This theory was first proposed by Celakovsky in 1874 and subsequently developed by Bower (1890), Strasburger (1894), Cavers (1910), Chamberlain (1935) and Campbell (1940). According to the antithetic theory, the gametophytic generation is the original generation, while the sporophytic generation is a new phase which has been gradually evolved afterwards by the progressive elaboration of the transient sporophyte (zygote) of the green algal ancestor.
Thus, a structurally different sporophyte is intercalated or interpolated into the lite-cycle between the syngamy (sexual fusion) and meiosis in course of evolution.

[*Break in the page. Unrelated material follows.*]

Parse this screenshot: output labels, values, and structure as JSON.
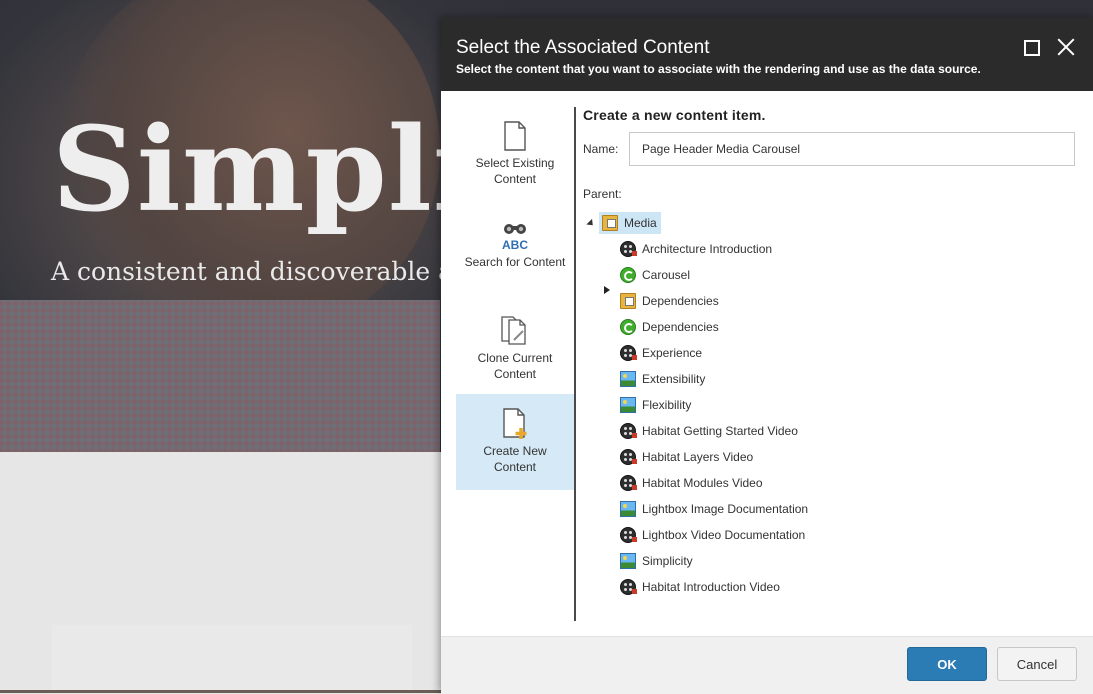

The stages of progressive evolution of sporophytes from the zygote of green algae have been enumerated:
In the earliest hypothetical land plants, the sporophytic stage in the life cycle would be represented by a unicellular diploid zygote as in filamentous green algae which passes through a resting period and subsequently develops four haploid zoospores by meiotic division.
In this form, the sporophyte (zygote) would be very much similar to Coleochaete which increases greatly in size and develops four haploid cells by reduction division. These haploid cells later develop 16-32 zoospores.

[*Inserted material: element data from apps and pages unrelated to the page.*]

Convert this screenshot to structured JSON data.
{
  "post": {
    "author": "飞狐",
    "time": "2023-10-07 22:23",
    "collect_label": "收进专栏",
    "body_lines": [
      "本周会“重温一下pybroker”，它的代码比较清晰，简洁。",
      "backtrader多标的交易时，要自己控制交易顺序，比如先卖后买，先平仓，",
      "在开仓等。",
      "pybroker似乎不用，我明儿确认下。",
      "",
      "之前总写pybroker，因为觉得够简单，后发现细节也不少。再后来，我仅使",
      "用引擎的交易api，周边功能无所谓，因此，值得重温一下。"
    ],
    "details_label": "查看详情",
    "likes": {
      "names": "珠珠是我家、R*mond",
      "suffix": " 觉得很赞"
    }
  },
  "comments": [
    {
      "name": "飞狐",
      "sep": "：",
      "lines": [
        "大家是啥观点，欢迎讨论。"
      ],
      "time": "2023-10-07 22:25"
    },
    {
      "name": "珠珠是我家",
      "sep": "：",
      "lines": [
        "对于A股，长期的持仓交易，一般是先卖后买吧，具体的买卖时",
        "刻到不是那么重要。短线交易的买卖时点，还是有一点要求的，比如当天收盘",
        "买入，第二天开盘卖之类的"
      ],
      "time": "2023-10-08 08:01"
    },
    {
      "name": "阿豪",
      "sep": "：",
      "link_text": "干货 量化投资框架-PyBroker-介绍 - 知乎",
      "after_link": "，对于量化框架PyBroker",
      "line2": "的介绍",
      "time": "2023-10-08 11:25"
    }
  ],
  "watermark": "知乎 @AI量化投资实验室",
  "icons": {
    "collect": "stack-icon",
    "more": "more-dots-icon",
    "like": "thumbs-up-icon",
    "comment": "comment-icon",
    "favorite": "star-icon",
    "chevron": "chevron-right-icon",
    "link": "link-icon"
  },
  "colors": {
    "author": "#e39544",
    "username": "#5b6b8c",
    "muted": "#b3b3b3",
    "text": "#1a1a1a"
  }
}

In this stage, zygote first divided by mitotic division instead of meiotic division to form a diploid multicellular body retaining within the archegonium. Thus, a structurally different embryo was initiated. The ultimate cells of the multicellular sporophyte became spore mother cells, each of which then divided by meiotic division to form four haploid spores.

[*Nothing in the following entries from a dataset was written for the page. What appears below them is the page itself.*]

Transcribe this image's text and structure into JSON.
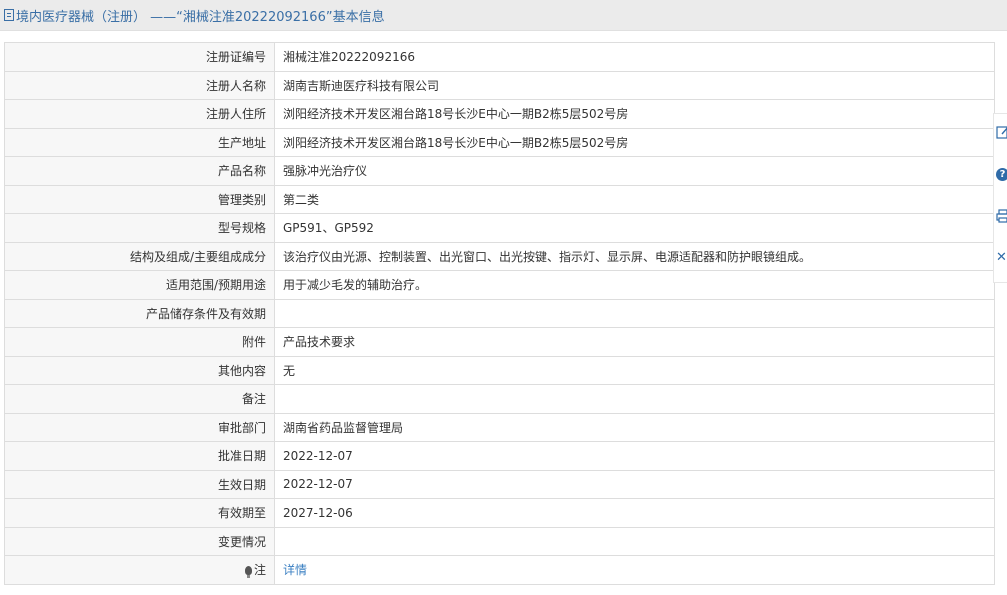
{
  "header": {
    "title": "境内医疗器械（注册） ——“湘械注准20222092166”基本信息"
  },
  "rows": [
    {
      "label": "注册证编号",
      "value": "湘械注准20222092166"
    },
    {
      "label": "注册人名称",
      "value": "湖南吉斯迪医疗科技有限公司"
    },
    {
      "label": "注册人住所",
      "value": "浏阳经济技术开发区湘台路18号长沙E中心一期B2栋5层502号房"
    },
    {
      "label": "生产地址",
      "value": "浏阳经济技术开发区湘台路18号长沙E中心一期B2栋5层502号房"
    },
    {
      "label": "产品名称",
      "value": "强脉冲光治疗仪"
    },
    {
      "label": "管理类别",
      "value": "第二类"
    },
    {
      "label": "型号规格",
      "value": "GP591、GP592"
    },
    {
      "label": "结构及组成/主要组成成分",
      "value": "该治疗仪由光源、控制装置、出光窗口、出光按键、指示灯、显示屏、电源适配器和防护眼镜组成。"
    },
    {
      "label": "适用范围/预期用途",
      "value": "用于减少毛发的辅助治疗。"
    },
    {
      "label": "产品储存条件及有效期",
      "value": ""
    },
    {
      "label": "附件",
      "value": "产品技术要求"
    },
    {
      "label": "其他内容",
      "value": "无"
    },
    {
      "label": "备注",
      "value": ""
    },
    {
      "label": "审批部门",
      "value": "湖南省药品监督管理局"
    },
    {
      "label": "批准日期",
      "value": "2022-12-07"
    },
    {
      "label": "生效日期",
      "value": "2022-12-07"
    },
    {
      "label": "有效期至",
      "value": "2027-12-06"
    },
    {
      "label": "变更情况",
      "value": ""
    }
  ],
  "note_row": {
    "label": "注",
    "link": "详情"
  },
  "side_tools": {
    "edit": "edit-icon",
    "help": "help-icon",
    "help_glyph": "?",
    "print": "print-icon",
    "close": "close-icon",
    "close_glyph": "✕"
  },
  "colors": {
    "title_text": "#3a6fa6",
    "link": "#3a7fc2",
    "label_bg": "#f7f7f7",
    "border": "#dddddd"
  }
}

Phase four (final phase):
The zygote divided to form a diploid multicellular, spherical structure (the embryonic phase) as in the third phase. The outer layer of the spherical sporophyte became sterile to form a jacket, while the inner cell mass remained sporogenous.
Each cell of the inner cell mass then divided by reduction division to form four haploid spores. Thus, a simple, globose sporophyte containing a large number of spores with a single-layered sterile jacket is actually observed in Riccia.
Hence, the simple and dormant unicellular sporophyte (zygote) by progressive elaboration has gradually been modified and later, a complex multicellular sporophyte evolved which at the same time, was different in structure from the gametophyte.
(b) Homologous or Transformation Theory:
The homologous theory was put forward by Pringsheim in 1876 and then supported by Scott (1896), Church (1919), Zimmermann (1930), Evans (1939), Fritsch (1945) and Bold (1948). According to this theory, the gametophytic and sporophytic generations are fundamentally similar in nature. The sporophyte is not a new phase, but a direct modification of the gametophyte.
Thus, during the migration to land, the two generations evolved differently and one became the independent gametophyte, while the other specialised as a sporophyte that became a parasite on the gametophyte.
The various evidences in support of homologous theory has been summarised:
(a) Isomorphic alternation of generations:
A large number of algae (viz., Cladophorales, Ulvaceae, Ectocarpales, Dictyotales, etc.) shows two alternating isomorphic forms, one a haploid gametophyte, reproducing sexually by gametes and the other a diploid sporophyte, reproducing asexually by asexual spores.
(b) Nutrition of sporophyte:
The presence of photosynthetic tissue in the sporophytes of liverworts, hornworts and mosses suggests the fundamental similarity between the gametophytic and sporophytic phases with respect to self- nutrition.
(c) Apogamy and apospory:
Apogamy is a phenomenon where a haploid sporophyte is produced from a gametophyte directly, without syngamy or sexual fusion. While in apospory a diploid gametophyte is produced from a sporophyte directly, without the formation of spores. These two phenomena have been observed in a large number of pteridophytes and bryophytes, which support the homologous theory.
(d) Similarity between primitive gametophytes and sporophytes of pteridophytes:
The gametophytes of primitive pteridophytes like Psilotum, Tmesipteris, Ophioglossum are cylindrical, dichotomously branched with continued apical growth. These gametophytes, showing structural similarity with the sporophytes of primitive pteridophytes like Psilotum and members of Rhyniopsida, strongly support the homologous theory.